Despondent after Quatie’s death, Melody avoided her foster family. She found a sick snake, and nursed it to health, like her father would, in a secret spot in the woods. But her foster brother found the snake and tortured it. Melody tried to save the snake, but Mr. Jackson arrived and decapitated it. Melody buried the head, but Jackson cooked the meat and force-fed it to her. When she fought back, he kicked her out.

Melody moves in with Prescott, and Kane probes into her time with the Hatchet family. With songs, she paints a picture of shame, regret, and anger. At her new school she befriends Kelly; his guitar playing reminds her of Daddy. She doesn’t want him to know about her crime, but when a jock calls her out on it, Kelly defends her as if he already knew.

Mr. Hatchet tormented Melody, calling her a slut, though she’d never even kissed a boy. Sadie Hatchet fought with her and any friend she made. Only the bedridden mother treated Melody well. If Mrs. Hatchet left her bedroom the rest of the family left Melody alone. She made a friend at school in Vince, who distracted her from the Hatchets, but even their friendship brought trouble when Melody fell for his friend James.

Mr. Hatchet caused the real horror, though, sneaking into her room at night to rape her at knifepoint, threatening to cut out her tongue. Melody didn’t make a sound—the one thing she could control, hiding in the music in her head. After, Hatchet would blame God for his urges and pray for mercy for his poor wife.

Melody’s relationship with James upset Vince, who’d fallen in love with her.

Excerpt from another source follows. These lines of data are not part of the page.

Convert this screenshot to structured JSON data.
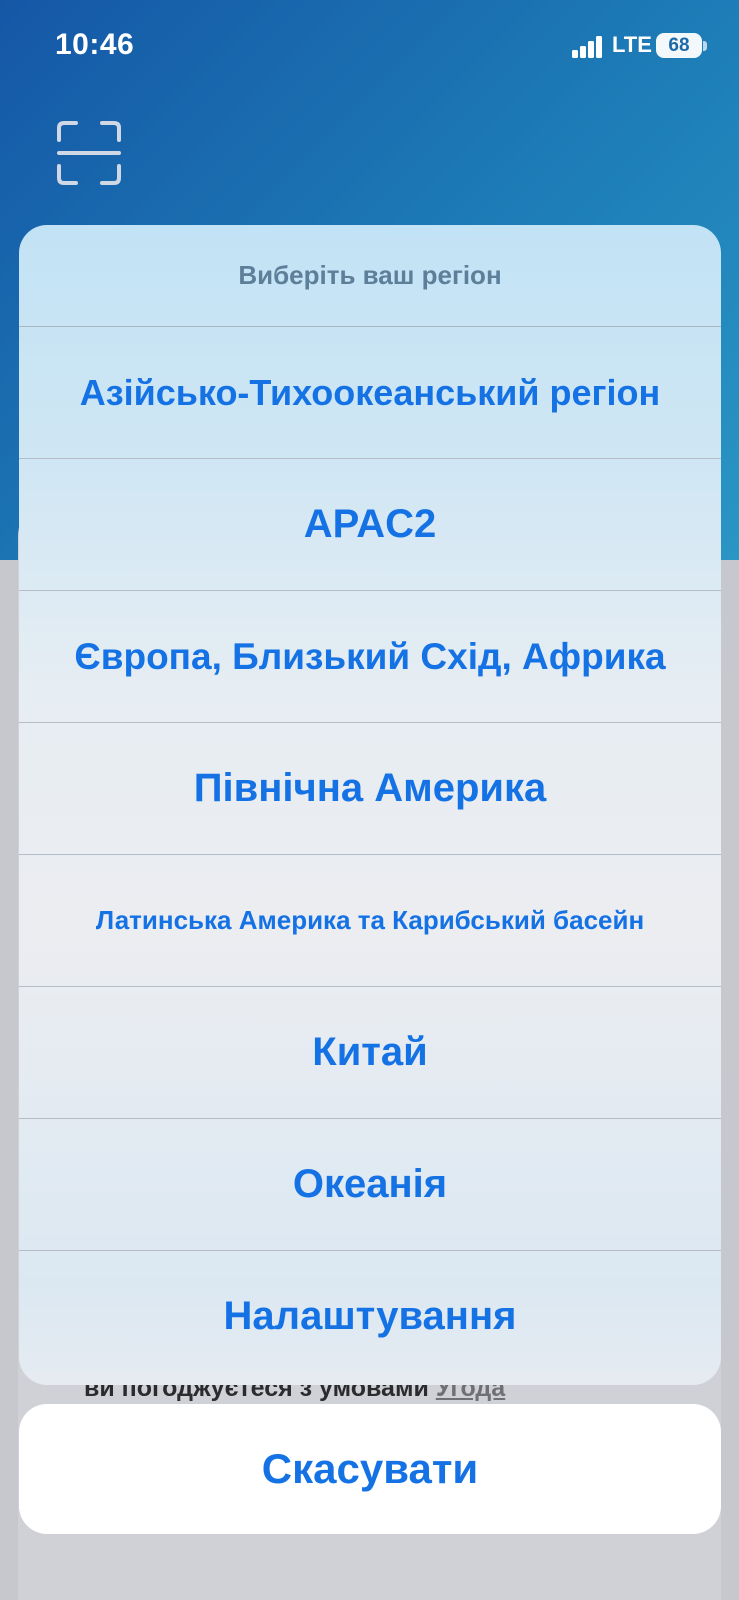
{
  "status_bar": {
    "time": "10:46",
    "network": "LTE",
    "battery": "68"
  },
  "header": {
    "scan_icon": "scan-frame-icon"
  },
  "action_sheet": {
    "title": "Виберіть ваш регіон",
    "options": [
      {
        "label": "Азійсько-Тихоокеанський регіон"
      },
      {
        "label": "APAC2"
      },
      {
        "label": "Європа, Близький Схід, Африка"
      },
      {
        "label": "Північна Америка"
      },
      {
        "label": "Латинська Америка та Карибський басейн"
      },
      {
        "label": "Китай"
      },
      {
        "label": "Океанія"
      },
      {
        "label": "Налаштування"
      }
    ],
    "cancel_label": "Скасувати"
  },
  "background": {
    "legal_text": "ви погоджуєтеся з умовами",
    "legal_link": "Угода"
  },
  "colors": {
    "accent": "#1572e5",
    "header_gradient_start": "#1557a6",
    "header_gradient_end": "#2a96c4"
  }
}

Melody imagined sex with James as an escape from Mr. Hatchet—but she froze, her memories of Hatchet spoiling the moment. She couldn’t tell James why, and he got ugly, dumping her brutally in front of a crowd. Vince struck James, and ran to Melody, but she couldn’t explain to him either, and finally called to tell Prescott.

As Melody walked home from school, Sadie attacked her, furious that Melody’s accusation had put her father in jail and her mother in the hospital—when Sadie had kept silent about her own abuse so long. Melody was speechless, and Sadie beat her unconscious. She woke in the hospital, Vince by her side again. More than ever she didn’t want to talk, and popped her ear buds in to block him out.

Prescott tries to make her see that speaking up for herself got her out of the Hatchet household, and her Uncle Harlan’s—and she has to do it now to put the stabbing behind her. At school, Kelly opens up about a fight with his father, who wants him to give up music. Melody finally speaks, urging him to follow his dreams. She tells Kane and Prescott, who say it’s time to tell her story in court.

Melody’s gut is in knots when her so-called victim Troy enters the court. She doubts she can go through with it, even when Kelly and Vince show up to support her. But she takes the stand, and tells the judge how she’d stayed late at church to clean up after the Sunday school students’ arts and crafts—and Troy came looking for her. She falters at the part where Troy trapped her, but Quatie, Mama, and Daddy’s spirits urge her to go on, about how Troy’s hands reminded her of Hatchet, and her promise to herself to never let that happen again.

When she gets stuck again, Kane encourages her to use her gift, and she sings about how Troy raped her, but she grabbed the scissors off the counter and stabbed him in the shoulder.

Troy leaps up to deny it all, but the judge catches him in a lie, and declares the stabbing self-defense, dismissing the charges against Melody and placing Troy in custody. As the court clears, Vince approaches sheepishly and apologizes. When she doesn’t respond, he starts to go, but Melody runs to him, and she sings her heart out.